tales of a mushroom detective


The man peered at the mushrooms with his magnifying glass, his cloak tossing behind him in the breeze. “Hmmm. An eruption of mushrooms can mean only one thing.”

“That it rained yesterday?” asked the boy.

“Of course not. It means dragons, or faeries, possibly a goblin.”

The boy crossed his arms. “What kind of a detective are you?”

The detective straightened, pocketed his magnifying glass, and winked. “The very best kind.”

slumbering dragons


Exhausted, the dragon collapsed upon the beach. Tides came and went, and the years grew into centuries as he slumbered. The cracks between his scales filled with wind-blown soil and trees began to grow. He woke up on the last full moon, yawned, and looked around a little before falling back to sleep. I can’t help but think he hit a dragony snooze button and soon he’ll be awake for good.

the dragon’s cave


There were better caves, cozier caves, and safer caves on mountaintops. Just the same, this one with the happy sound of a rollicking river always present, was the one the dragon chose for his den. One morning a chunk of the cliff calved away and littered his entryway. It was intended to oust the beast.

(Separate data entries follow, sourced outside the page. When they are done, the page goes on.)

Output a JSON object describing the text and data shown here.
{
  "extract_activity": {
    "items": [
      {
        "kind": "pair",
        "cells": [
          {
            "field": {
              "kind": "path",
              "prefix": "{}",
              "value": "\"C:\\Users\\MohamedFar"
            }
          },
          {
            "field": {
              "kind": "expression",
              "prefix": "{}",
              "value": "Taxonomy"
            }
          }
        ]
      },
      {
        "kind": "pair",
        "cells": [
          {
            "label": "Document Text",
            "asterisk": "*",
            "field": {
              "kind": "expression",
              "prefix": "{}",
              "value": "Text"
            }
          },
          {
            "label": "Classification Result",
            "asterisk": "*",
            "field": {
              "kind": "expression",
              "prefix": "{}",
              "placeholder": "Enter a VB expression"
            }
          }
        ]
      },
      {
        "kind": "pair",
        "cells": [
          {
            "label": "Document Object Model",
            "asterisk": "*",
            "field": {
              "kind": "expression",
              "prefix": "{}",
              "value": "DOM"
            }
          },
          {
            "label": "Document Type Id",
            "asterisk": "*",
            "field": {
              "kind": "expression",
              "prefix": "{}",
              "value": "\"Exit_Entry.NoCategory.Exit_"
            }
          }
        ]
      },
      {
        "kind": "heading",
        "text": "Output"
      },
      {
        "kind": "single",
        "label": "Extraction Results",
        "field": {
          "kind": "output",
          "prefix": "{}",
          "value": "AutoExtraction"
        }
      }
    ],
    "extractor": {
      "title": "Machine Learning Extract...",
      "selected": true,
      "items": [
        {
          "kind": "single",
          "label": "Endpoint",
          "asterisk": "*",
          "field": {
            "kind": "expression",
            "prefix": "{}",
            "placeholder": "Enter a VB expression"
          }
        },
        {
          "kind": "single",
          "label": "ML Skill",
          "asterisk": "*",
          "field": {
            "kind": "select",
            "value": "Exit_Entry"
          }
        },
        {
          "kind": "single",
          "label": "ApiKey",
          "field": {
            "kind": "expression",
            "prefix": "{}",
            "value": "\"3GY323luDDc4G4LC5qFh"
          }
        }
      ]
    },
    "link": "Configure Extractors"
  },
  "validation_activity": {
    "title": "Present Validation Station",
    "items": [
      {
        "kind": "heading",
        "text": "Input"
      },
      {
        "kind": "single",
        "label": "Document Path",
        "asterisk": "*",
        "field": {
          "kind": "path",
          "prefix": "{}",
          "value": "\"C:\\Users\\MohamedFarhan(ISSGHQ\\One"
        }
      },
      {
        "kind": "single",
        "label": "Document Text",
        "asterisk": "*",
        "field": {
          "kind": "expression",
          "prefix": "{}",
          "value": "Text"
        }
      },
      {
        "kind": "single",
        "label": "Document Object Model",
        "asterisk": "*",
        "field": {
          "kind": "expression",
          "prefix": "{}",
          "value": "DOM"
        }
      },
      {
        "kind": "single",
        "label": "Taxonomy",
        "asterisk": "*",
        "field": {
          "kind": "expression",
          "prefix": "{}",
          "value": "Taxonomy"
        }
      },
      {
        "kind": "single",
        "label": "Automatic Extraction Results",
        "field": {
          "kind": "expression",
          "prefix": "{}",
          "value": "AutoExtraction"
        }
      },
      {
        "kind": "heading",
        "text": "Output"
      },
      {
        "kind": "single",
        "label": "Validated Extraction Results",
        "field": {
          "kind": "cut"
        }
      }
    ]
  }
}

Instead, the dragon admitted, in his easygoing way, the art of stone landscaping was better left to the cliff’s discretion and cheerfully stepped around it. The cliff was so impressed it changed its mind at once and soon grew proud to host such a fiery tenant.

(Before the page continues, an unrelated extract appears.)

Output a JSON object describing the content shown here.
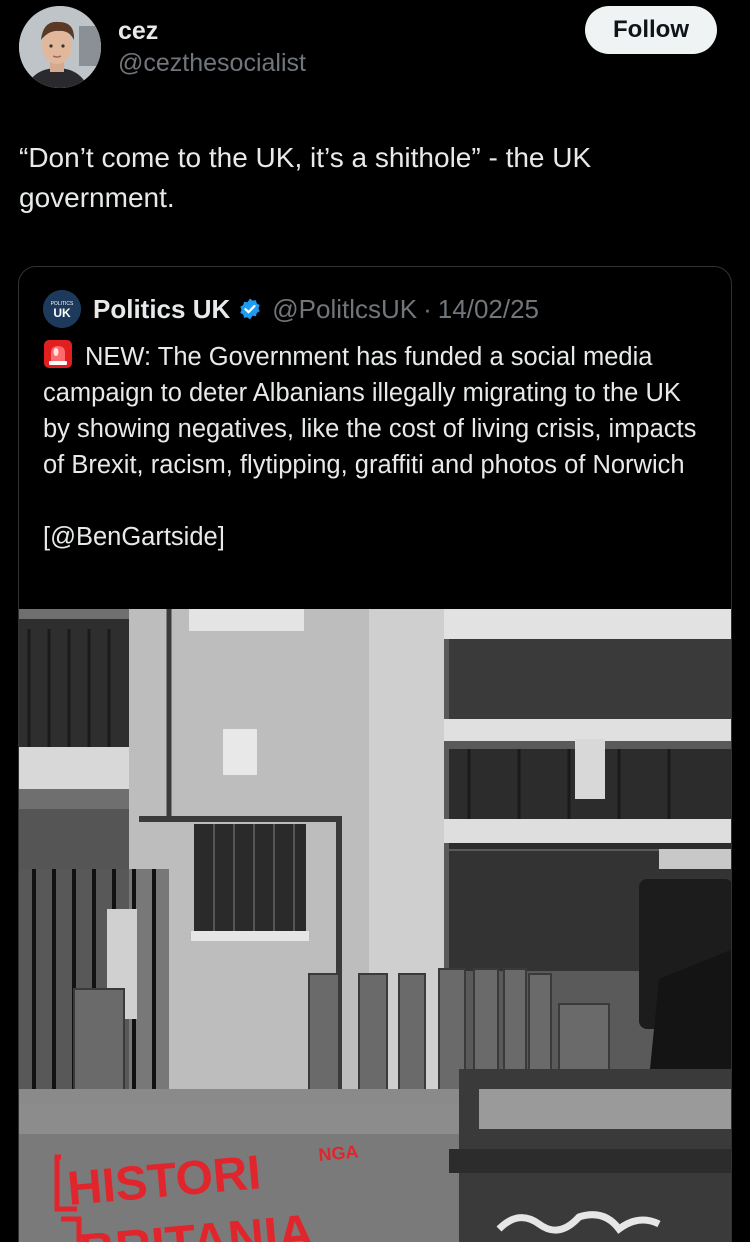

the castle of the mouse

It wasn’t as fancy as a castle made of stone, carefully cut and lain just so. Still, after years of studying architecture in London and Barcelona, the mouse was proud of the make-shift castle he’d made for himself. So he moved himself in, ordered a dragon or two from a mail-order catalog, and waited for his next adventure to begin.


the leaf who loved dragons

2016-02-173 The storyteller crouched to look at the leaf. “You’re stunning,” she said. “I’d love to tell a story about you. What sort of story do you suppose would suit you best?”

There was a pause before the elderly leaf answered. “Dragons.”

“Dragons!” She had not expected that.

“Yes, dragons. I have lived a long, long life. I was born into the spring and waxed green and healthy in the summer sun. When autumn came, my green faded to yellow and I slipped from my branch. I wished to see a dragon with my newfound freedom, so I traveled the world on a gust of wind. Oh! The things I saw! But before I could see a dragon, the snows covered me deep and held me in white. Now the spring is set to come again and my life is drawing to a close. Still no dragons. It is my one regret.”

The storyteller listened, respectfully silent.

“So give me a story of dragons, if you will, and in my dying dreams I’ll make it true.”

“I will,” she promised, but she could do one better. She plucked the leaf from its icy bed and carried it with her to an old and rotting stump. She placed the leaf inside a cleft where the wind couldn’t catch it. There the leaf could stay still spring, when the salamanders would emerge from their winter places and maybe, just maybe, be mistaken for a dragon.


copyright Jennifer Shelby